There needs to be an account of time kept when playing the game, the battle started as per our map above at 9am and there should be sufficient game turns played to represent at least four hours of time passing before Brig.Gen Crocker and the Seventh Division begin to arrive. An agreed method of dicing their arrival would also be good as their advance on to the battlefield would have been gradual in a line of march.


We make no apologies for timing this Battle For Wargamers to wet the appetite of all those eagerly awaiting the launch of the fantastic new Epic Battles Range of ACE figures by Warlord Games in mid-March. The figures for that would lend themselves perfectly to this battle, simply changing the number of figures we have suggested with a number of bases instead to represent either small, medium or large regiments.


Use the discount code RAYMOND10 and get an extra £10 off our pre-order bundle

If you pre-order yours from us having read this battle, we are offering an extra £10 off our Epic Bundle (as above) and an extra 10% off all the rest of the range as well as our ACW books,

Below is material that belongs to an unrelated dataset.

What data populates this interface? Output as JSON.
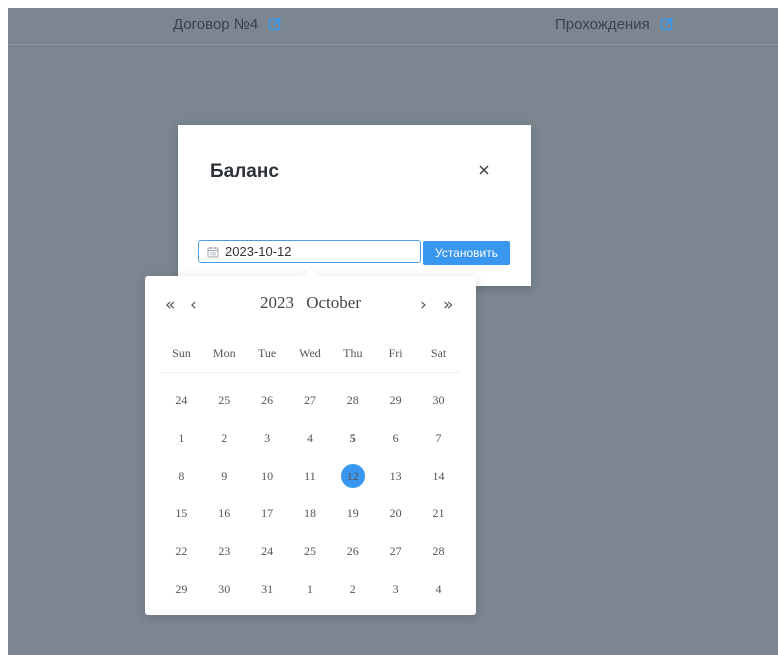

Use the discount code RAYMOND10 for the bundle and RAYMONDoff on other sets and books.